**WORK TO BE COMPLETED**
Give back each line of the data exactly.

**SOURCE RECORDS**

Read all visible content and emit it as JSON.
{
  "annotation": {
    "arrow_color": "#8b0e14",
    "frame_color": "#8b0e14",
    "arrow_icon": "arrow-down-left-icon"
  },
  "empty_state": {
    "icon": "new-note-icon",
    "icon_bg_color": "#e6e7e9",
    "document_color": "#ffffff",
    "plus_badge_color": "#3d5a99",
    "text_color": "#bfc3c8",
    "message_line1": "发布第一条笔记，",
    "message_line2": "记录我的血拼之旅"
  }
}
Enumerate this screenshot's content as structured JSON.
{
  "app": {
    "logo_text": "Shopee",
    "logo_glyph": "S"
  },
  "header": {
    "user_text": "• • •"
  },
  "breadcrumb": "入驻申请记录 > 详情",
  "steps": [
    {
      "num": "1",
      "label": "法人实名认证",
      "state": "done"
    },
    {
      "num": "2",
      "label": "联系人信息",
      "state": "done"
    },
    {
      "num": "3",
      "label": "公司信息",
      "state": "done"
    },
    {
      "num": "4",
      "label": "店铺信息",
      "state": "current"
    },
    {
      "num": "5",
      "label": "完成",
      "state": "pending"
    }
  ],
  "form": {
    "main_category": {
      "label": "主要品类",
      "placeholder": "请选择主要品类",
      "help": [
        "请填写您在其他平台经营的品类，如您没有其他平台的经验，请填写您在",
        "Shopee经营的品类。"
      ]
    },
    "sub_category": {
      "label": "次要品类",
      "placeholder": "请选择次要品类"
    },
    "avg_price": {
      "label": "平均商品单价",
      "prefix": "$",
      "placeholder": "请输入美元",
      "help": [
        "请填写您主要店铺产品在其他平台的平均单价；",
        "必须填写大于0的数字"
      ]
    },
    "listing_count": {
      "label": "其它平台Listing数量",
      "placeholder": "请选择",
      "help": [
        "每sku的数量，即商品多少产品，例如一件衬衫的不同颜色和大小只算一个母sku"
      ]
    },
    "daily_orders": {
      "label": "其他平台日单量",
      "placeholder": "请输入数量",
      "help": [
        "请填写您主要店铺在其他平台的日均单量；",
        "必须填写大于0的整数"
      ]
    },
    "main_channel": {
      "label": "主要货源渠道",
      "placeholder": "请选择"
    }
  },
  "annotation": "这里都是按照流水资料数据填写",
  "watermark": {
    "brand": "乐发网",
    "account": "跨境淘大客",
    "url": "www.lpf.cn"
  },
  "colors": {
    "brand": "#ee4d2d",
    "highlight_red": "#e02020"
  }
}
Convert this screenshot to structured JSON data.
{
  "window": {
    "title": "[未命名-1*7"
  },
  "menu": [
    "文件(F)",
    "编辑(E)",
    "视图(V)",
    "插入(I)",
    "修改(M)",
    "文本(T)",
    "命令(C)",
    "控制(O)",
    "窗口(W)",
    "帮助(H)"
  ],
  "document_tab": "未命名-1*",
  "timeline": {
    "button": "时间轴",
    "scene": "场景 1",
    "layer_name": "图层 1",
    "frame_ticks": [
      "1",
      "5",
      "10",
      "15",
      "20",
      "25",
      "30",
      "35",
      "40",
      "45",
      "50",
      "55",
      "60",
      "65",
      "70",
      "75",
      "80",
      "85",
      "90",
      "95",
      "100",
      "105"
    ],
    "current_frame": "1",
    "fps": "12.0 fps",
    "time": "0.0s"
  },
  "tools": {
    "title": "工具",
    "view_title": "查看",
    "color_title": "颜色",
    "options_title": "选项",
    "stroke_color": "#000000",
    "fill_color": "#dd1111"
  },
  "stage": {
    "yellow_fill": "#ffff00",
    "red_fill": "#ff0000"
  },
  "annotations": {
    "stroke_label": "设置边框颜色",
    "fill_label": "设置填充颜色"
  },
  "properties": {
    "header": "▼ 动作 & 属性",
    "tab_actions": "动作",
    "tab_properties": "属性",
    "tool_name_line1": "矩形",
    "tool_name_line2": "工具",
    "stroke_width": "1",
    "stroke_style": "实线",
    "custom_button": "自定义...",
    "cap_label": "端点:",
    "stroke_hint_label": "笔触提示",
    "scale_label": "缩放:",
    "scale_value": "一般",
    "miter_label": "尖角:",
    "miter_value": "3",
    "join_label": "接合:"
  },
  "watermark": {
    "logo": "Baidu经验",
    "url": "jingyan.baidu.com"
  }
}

**FINAL ANSWER**
Read all visible content and emit it as JSON.
{
  "annotation": {
    "arrow_color": "#8b0e14",
    "frame_color": "#8b0e14",
    "arrow_icon": "arrow-down-left-icon"
  },
  "empty_state": {
    "icon": "new-note-icon",
    "icon_bg_color": "#e6e7e9",
    "document_color": "#ffffff",
    "plus_badge_color": "#3d5a99",
    "text_color": "#bfc3c8",
    "message_line1": "发布第一条笔记，",
    "message_line2": "记录我的血拼之旅"
  }
}
Enumerate this screenshot's content as structured JSON.
{
  "app": {
    "logo_text": "Shopee",
    "logo_glyph": "S"
  },
  "header": {
    "user_text": "• • •"
  },
  "breadcrumb": "入驻申请记录 > 详情",
  "steps": [
    {
      "num": "1",
      "label": "法人实名认证",
      "state": "done"
    },
    {
      "num": "2",
      "label": "联系人信息",
      "state": "done"
    },
    {
      "num": "3",
      "label": "公司信息",
      "state": "done"
    },
    {
      "num": "4",
      "label": "店铺信息",
      "state": "current"
    },
    {
      "num": "5",
      "label": "完成",
      "state": "pending"
    }
  ],
  "form": {
    "main_category": {
      "label": "主要品类",
      "placeholder": "请选择主要品类",
      "help": [
        "请填写您在其他平台经营的品类，如您没有其他平台的经验，请填写您在",
        "Shopee经营的品类。"
      ]
    },
    "sub_category": {
      "label": "次要品类",
      "placeholder": "请选择次要品类"
    },
    "avg_price": {
      "label": "平均商品单价",
      "prefix": "$",
      "placeholder": "请输入美元",
      "help": [
        "请填写您主要店铺产品在其他平台的平均单价；",
        "必须填写大于0的数字"
      ]
    },
    "listing_count": {
      "label": "其它平台Listing数量",
      "placeholder": "请选择",
      "help": [
        "每sku的数量，即商品多少产品，例如一件衬衫的不同颜色和大小只算一个母sku"
      ]
    },
    "daily_orders": {
      "label": "其他平台日单量",
      "placeholder": "请输入数量",
      "help": [
        "请填写您主要店铺在其他平台的日均单量；",
        "必须填写大于0的整数"
      ]
    },
    "main_channel": {
      "label": "主要货源渠道",
      "placeholder": "请选择"
    }
  },
  "annotation": "这里都是按照流水资料数据填写",
  "watermark": {
    "brand": "乐发网",
    "account": "跨境淘大客",
    "url": "www.lpf.cn"
  },
  "colors": {
    "brand": "#ee4d2d",
    "highlight_red": "#e02020"
  }
}
Convert this screenshot to structured JSON data.
{
  "window": {
    "title": "[未命名-1*7"
  },
  "menu": [
    "文件(F)",
    "编辑(E)",
    "视图(V)",
    "插入(I)",
    "修改(M)",
    "文本(T)",
    "命令(C)",
    "控制(O)",
    "窗口(W)",
    "帮助(H)"
  ],
  "document_tab": "未命名-1*",
  "timeline": {
    "button": "时间轴",
    "scene": "场景 1",
    "layer_name": "图层 1",
    "frame_ticks": [
      "1",
      "5",
      "10",
      "15",
      "20",
      "25",
      "30",
      "35",
      "40",
      "45",
      "50",
      "55",
      "60",
      "65",
      "70",
      "75",
      "80",
      "85",
      "90",
      "95",
      "100",
      "105"
    ],
    "current_frame": "1",
    "fps": "12.0 fps",
    "time": "0.0s"
  },
  "tools": {
    "title": "工具",
    "view_title": "查看",
    "color_title": "颜色",
    "options_title": "选项",
    "stroke_color": "#000000",
    "fill_color": "#dd1111"
  },
  "stage": {
    "yellow_fill": "#ffff00",
    "red_fill": "#ff0000"
  },
  "annotations": {
    "stroke_label": "设置边框颜色",
    "fill_label": "设置填充颜色"
  },
  "properties": {
    "header": "▼ 动作 & 属性",
    "tab_actions": "动作",
    "tab_properties": "属性",
    "tool_name_line1": "矩形",
    "tool_name_line2": "工具",
    "stroke_width": "1",
    "stroke_style": "实线",
    "custom_button": "自定义...",
    "cap_label": "端点:",
    "stroke_hint_label": "笔触提示",
    "scale_label": "缩放:",
    "scale_value": "一般",
    "miter_label": "尖角:",
    "miter_value": "3",
    "join_label": "接合:"
  },
  "watermark": {
    "logo": "Baidu经验",
    "url": "jingyan.baidu.com"
  }
}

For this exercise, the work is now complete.